Cinemagraphs are all the rage. 

by James Dennin

Animation is beautiful, but creating moving pictures is incredibly labor intensive. The visual and arts departments who worked on the movie Moana alone numbered close to 300 people, according to the credit listings on IMBD. But a new process developed by researchers at Princeton has the potential to drastically simplify some parts of the process, with mesmerizing results.

The tool basically lets users choose a part of a static image that they want to be animated, raindrops in a storm scene, for example, or steam particles moving through a combustion engine.

The user then manipulates that part of their image to specify how fast they want the animation to move, at which point an algorithm takes over and extrapolates their instructions to all the other similar objects in the picture. It has the potential to save animators a lot of time, while also making it far easier for amateurs to make things like cinemagraphs — photographs where a single part of the image is animated.
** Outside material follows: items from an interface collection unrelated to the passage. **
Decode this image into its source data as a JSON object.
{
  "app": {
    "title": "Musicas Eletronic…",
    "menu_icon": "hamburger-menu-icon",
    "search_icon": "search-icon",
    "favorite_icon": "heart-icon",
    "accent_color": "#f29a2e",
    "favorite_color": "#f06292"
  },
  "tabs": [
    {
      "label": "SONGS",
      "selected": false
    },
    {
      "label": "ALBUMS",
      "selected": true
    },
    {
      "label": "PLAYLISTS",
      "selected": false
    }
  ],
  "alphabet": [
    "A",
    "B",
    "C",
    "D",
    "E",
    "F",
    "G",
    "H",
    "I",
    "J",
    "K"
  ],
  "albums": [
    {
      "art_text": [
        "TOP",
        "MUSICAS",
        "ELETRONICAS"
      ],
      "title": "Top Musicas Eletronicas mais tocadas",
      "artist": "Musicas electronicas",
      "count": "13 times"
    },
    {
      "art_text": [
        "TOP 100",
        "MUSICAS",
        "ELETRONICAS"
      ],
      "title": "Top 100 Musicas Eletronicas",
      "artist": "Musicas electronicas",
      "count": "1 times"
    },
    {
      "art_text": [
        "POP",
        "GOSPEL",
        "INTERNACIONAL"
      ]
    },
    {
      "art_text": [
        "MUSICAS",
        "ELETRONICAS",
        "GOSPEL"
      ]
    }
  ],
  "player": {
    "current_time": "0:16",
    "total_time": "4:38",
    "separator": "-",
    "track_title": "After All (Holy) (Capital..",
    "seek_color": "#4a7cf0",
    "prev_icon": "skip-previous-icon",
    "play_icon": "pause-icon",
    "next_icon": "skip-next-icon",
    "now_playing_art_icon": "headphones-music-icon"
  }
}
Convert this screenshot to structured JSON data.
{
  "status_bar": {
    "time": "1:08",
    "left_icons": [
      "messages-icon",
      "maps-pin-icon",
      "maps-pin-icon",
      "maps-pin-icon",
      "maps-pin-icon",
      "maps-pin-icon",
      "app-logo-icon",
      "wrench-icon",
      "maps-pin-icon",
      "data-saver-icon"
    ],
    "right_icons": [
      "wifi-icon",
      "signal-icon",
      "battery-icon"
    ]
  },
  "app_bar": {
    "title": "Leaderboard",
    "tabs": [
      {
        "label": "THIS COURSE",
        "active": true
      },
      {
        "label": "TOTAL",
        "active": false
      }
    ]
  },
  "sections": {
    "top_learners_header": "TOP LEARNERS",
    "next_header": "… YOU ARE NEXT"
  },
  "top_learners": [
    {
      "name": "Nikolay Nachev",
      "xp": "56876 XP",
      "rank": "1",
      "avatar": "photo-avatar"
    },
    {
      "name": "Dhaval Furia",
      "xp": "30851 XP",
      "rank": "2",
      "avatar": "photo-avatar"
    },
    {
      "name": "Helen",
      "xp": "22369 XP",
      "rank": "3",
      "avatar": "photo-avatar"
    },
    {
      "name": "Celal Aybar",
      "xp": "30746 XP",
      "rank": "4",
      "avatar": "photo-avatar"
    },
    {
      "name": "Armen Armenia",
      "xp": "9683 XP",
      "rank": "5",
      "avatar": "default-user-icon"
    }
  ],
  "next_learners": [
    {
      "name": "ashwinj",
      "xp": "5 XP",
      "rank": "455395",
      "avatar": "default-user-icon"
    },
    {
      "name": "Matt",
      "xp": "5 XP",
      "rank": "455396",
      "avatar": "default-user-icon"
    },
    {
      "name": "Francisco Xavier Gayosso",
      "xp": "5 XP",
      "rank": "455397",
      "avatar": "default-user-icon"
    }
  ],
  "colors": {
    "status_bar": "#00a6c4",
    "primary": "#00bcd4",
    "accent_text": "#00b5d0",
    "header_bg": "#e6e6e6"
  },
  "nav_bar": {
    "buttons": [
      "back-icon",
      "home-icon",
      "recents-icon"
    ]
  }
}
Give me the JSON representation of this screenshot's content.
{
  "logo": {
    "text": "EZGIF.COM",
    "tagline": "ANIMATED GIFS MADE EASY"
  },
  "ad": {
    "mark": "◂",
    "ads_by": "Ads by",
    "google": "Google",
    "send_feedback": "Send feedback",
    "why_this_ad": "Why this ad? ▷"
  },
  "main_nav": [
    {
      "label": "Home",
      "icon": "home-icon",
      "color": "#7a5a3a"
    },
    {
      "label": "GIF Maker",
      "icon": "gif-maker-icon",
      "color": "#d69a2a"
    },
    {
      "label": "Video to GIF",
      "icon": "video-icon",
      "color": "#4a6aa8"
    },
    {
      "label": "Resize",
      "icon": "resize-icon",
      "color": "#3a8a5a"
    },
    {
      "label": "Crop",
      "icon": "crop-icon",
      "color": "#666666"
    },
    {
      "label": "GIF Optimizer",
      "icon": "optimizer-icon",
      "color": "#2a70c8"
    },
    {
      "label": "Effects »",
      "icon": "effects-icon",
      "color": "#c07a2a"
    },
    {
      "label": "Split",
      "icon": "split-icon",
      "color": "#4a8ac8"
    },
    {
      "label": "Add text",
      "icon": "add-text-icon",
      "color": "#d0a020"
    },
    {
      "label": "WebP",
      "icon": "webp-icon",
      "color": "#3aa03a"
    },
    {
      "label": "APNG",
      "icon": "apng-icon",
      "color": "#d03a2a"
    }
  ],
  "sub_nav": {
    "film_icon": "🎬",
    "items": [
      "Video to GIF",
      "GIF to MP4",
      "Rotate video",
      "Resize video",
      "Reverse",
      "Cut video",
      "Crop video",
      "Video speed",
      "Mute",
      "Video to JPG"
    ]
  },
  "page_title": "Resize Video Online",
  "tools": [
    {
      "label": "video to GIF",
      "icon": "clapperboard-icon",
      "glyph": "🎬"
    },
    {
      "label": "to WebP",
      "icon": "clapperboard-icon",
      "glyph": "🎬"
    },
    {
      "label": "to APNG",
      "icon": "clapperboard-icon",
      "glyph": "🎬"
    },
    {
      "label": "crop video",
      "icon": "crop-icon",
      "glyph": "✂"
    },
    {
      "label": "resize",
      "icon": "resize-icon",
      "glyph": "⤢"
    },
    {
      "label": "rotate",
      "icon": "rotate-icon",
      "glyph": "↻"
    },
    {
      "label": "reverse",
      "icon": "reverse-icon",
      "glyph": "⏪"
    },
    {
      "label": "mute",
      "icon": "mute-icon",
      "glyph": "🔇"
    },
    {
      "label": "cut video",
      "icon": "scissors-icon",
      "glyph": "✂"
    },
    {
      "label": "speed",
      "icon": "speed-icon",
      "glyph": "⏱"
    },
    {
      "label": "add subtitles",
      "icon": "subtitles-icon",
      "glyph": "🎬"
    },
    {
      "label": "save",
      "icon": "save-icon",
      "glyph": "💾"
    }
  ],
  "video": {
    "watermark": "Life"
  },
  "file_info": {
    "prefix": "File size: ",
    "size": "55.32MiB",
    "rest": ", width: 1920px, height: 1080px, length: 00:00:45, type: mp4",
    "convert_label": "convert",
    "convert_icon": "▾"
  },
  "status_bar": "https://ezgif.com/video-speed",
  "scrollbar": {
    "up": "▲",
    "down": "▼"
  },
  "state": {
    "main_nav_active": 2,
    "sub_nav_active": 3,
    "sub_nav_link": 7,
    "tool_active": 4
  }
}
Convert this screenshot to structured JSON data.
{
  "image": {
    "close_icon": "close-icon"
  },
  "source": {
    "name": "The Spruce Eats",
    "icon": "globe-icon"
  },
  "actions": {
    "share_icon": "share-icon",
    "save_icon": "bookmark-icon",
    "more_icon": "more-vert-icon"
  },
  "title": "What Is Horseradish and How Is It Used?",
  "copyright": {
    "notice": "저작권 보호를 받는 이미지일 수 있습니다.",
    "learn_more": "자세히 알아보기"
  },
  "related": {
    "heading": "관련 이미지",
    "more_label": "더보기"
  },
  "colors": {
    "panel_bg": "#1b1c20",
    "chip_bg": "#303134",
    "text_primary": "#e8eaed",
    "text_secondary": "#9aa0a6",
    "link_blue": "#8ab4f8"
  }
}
“The person provides clues about what aspects of the scene they would like to animate,” explains co-author Adam Finkelstein in a statement. “The computer removes much of the difficulty and tedium that would be required to create the animation completely by hand.”

An algorithm helped transform what was a static image into this animation. 

Nora S Willett, Rubaiat H Kazi, Michael Chen, George Fitzmaurice, Adam Finkelstein, Tovi Grossman

It’s a technique that was harder to develop than you’d think. Machine learning is very good at identifying things in photographs, which are bound by rules of nature and relatively consistent. Images drawn by the human hand, naturally, are not consistent: Every person or artist has their own particular style.

“There’s such a wide range of drawing styles,” explains Nora Willett, a graduate student in Princeton’s Department of Computer Science and the paper’s lead author. “There’s just not enough data to train a machine to recognize every single fantastical drawing.”

To overcome this obstacle, the researchers designed an interface that made it easier for humans and machine learning to work together. They started with the Autodesk SketchBook Motion app, which can create animation but requires users to either make them by hand or compile dozens of layers through an another app like Adobe Photoshop.

To test their interface out, Willett’s team recruited six people with varying degrees of animation experience, two of whom were good enough to create their own animations themselves. They presented their new method just last week, at the Association for Computing Machinery’s Symposium on User Interface Software and Technology.

Related Tags